In the first two matchups, my team scored just enough to beat my opponent. If the playoff brackets worked out any differently, I’d have lost either of the first two games because I outscored no one else in the playoffs. I finally had some luck. I earned a spot in my fantasy league’s Super Bowl!
Taking place Christmas weekend, I asked Santa for nothing more than big weeks from my players. As the first games started that weekend, I thought I might get my wish. Throughout the early games on Christmas Eve, my opponent’s players outscored mine. As the day progressed, my players came on strong. Going in to the last two games, my opponent had Thomas Jones and I had Tom Brady going. I led by two points. I felt optimistic.
When Jones scored 19 points on Christmas, I worried a little. Seventeen points down wasn’t insurmountable, especially since Brady faced a bad Jets team. I lamented my decision not to start Brunell, since he’d scored 19 points on Christmas Eve. The would’ve given me the title by two points. I didn’t obsess too long, though, since my opponent sat Julius Jones’s 41 points. Woulda, shoulda, coulda meant nothing in that context. And I still had Brady, with only seventeen points standing between me and a championship. (I would win the first tie-breaker, so a tie score was acceptable to me, although the desire to dominate was still strong.)
I didn’t have the stomach to watch Brady and the Patriots on Monday the 26th, since I’d fret every play. Mostly, this aversion to obsessing over games I don’t care about is why I don’t gamble on sports in any way other than fantasy football. I watched other shows that night and went to bed only aware of my fantasy score with three quarters to play in the game. Brady had scored four points by then, so I trailed by thirteen. Certainly a moderate obstacle, given the ability of my players to score late in their games. I could wait until morning to find out.
Only, I couldn’t wait. I woke up at 1:30. When I saw the clock, I knew the Monday night game would be over. My score would be final, and I could do no more. I had to know. I turned my computer on and waited for it to load. I opened Firefox and clicked the link to my league. Getting nervous, I covered the part of my screen where just the score would show up. I clicked the game link to give me the total score, with each individual player’s score detailed.

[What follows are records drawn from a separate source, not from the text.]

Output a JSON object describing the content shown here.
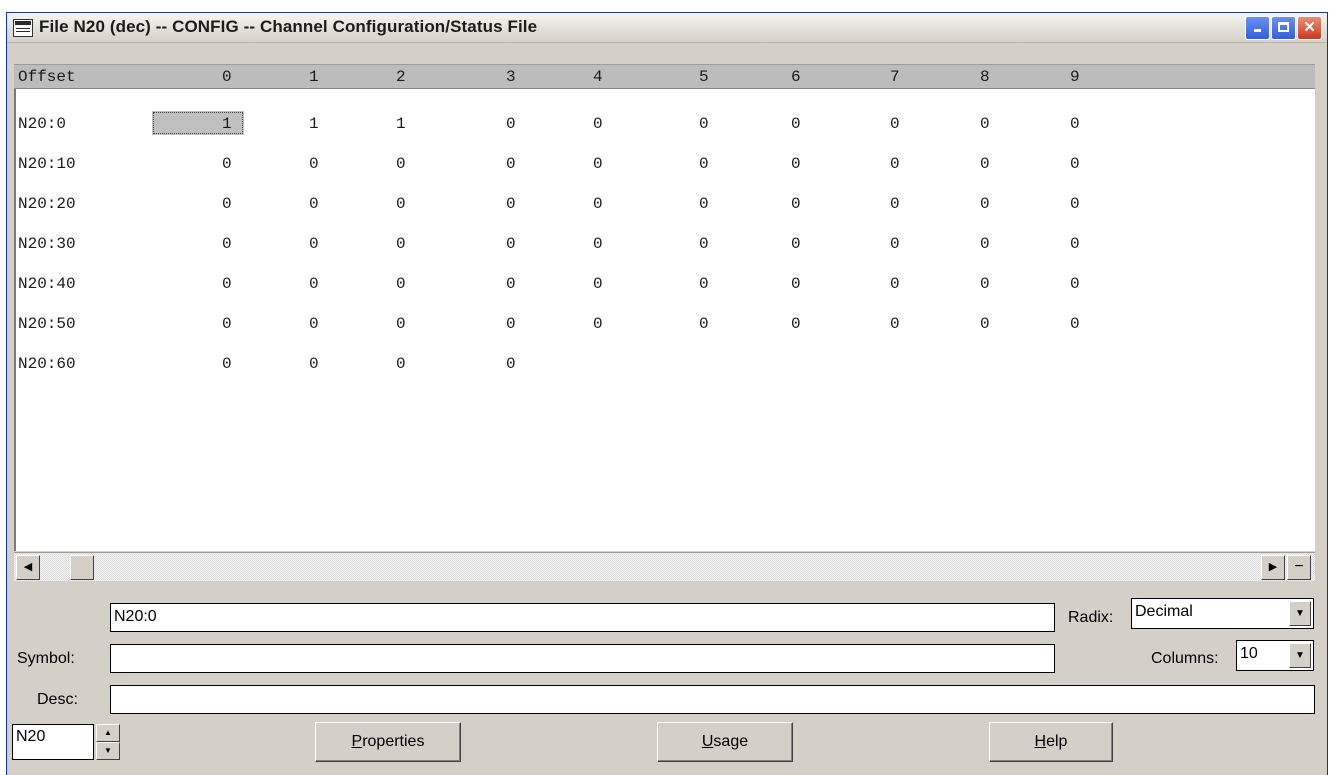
{
  "window": {
    "title": "File N20 (dec)  --  CONFIG  --  Channel Configuration/Status File",
    "buttons": {
      "minimize": "_",
      "maximize": "□",
      "close": "✕"
    }
  },
  "grid": {
    "header": [
      "Offset",
      "0",
      "1",
      "2",
      "3",
      "4",
      "5",
      "6",
      "7",
      "8",
      "9"
    ],
    "rows": [
      {
        "offset": "N20:0",
        "values": [
          "1",
          "1",
          "1",
          "0",
          "0",
          "0",
          "0",
          "0",
          "0",
          "0"
        ]
      },
      {
        "offset": "N20:10",
        "values": [
          "0",
          "0",
          "0",
          "0",
          "0",
          "0",
          "0",
          "0",
          "0",
          "0"
        ]
      },
      {
        "offset": "N20:20",
        "values": [
          "0",
          "0",
          "0",
          "0",
          "0",
          "0",
          "0",
          "0",
          "0",
          "0"
        ]
      },
      {
        "offset": "N20:30",
        "values": [
          "0",
          "0",
          "0",
          "0",
          "0",
          "0",
          "0",
          "0",
          "0",
          "0"
        ]
      },
      {
        "offset": "N20:40",
        "values": [
          "0",
          "0",
          "0",
          "0",
          "0",
          "0",
          "0",
          "0",
          "0",
          "0"
        ]
      },
      {
        "offset": "N20:50",
        "values": [
          "0",
          "0",
          "0",
          "0",
          "0",
          "0",
          "0",
          "0",
          "0",
          "0"
        ]
      },
      {
        "offset": "N20:60",
        "values": [
          "0",
          "0",
          "0",
          "0"
        ]
      }
    ],
    "selected_cell": "N20:0"
  },
  "scrollbar": {
    "left_arrow": "◀",
    "right_arrow": "▶",
    "collapse": "−"
  },
  "address": {
    "value": "N20:0"
  },
  "radix": {
    "label": "Radix:",
    "value": "Decimal"
  },
  "symbol": {
    "label": "Symbol:",
    "value": ""
  },
  "columns": {
    "label": "Columns:",
    "value": "10"
  },
  "desc": {
    "label": "Desc:",
    "value": ""
  },
  "file_selector": {
    "value": "N20"
  },
  "buttons": {
    "properties": "Properties",
    "usage": "Usage",
    "help": "Help"
  }
}
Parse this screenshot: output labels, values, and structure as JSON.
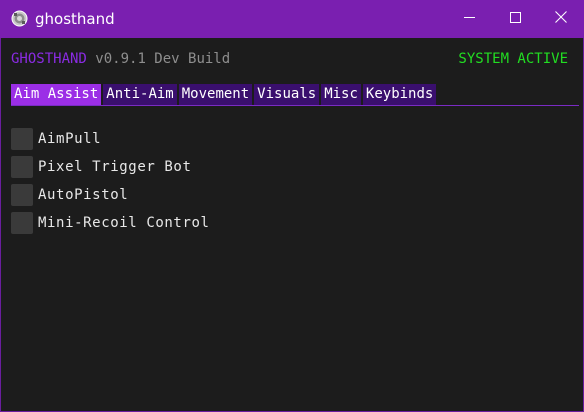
{
  "window": {
    "title": "ghosthand"
  },
  "header": {
    "brand": "GHOSTHAND",
    "version": "v0.9.1 Dev Build",
    "status": "SYSTEM ACTIVE",
    "brand_color": "#8a2be2",
    "status_color": "#22dd22"
  },
  "tabs": [
    {
      "label": "Aim Assist",
      "active": true
    },
    {
      "label": "Anti-Aim",
      "active": false
    },
    {
      "label": "Movement",
      "active": false
    },
    {
      "label": "Visuals",
      "active": false
    },
    {
      "label": "Misc",
      "active": false
    },
    {
      "label": "Keybinds",
      "active": false
    }
  ],
  "options": [
    {
      "label": "AimPull",
      "checked": false
    },
    {
      "label": "Pixel Trigger Bot",
      "checked": false
    },
    {
      "label": "AutoPistol",
      "checked": false
    },
    {
      "label": "Mini-Recoil Control",
      "checked": false
    }
  ],
  "icons": {
    "app": "ghost-app-icon",
    "minimize": "minimize-icon",
    "maximize": "maximize-icon",
    "close": "close-icon"
  }
}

I closed my eyes, took a deep breath, and waited a moment. I opened my eyes. This is what I saw (my team is the Underwater Allies):
Tom Brady scored sixteen points. I needed seventeen to win (by tying). I lost. By one point. Because Patriots coach Bill Belichick benched Brady in the fourth quarter of a blowout. I now know how Tennessee’s Kevin Dyson felt as time expired in Super Bowl XXXIV, the game-tying touchdown one yard away. I wanted to vomit.
Finishing second won’t mean any lingering devastation, but no fantasy loss will ever be worse. I can’t imagine winning would’ve been as good as this loss was bad. I just can’t. At least I got this out of the deal:
Is it Draft Day for Fantasy Football 2006 yet?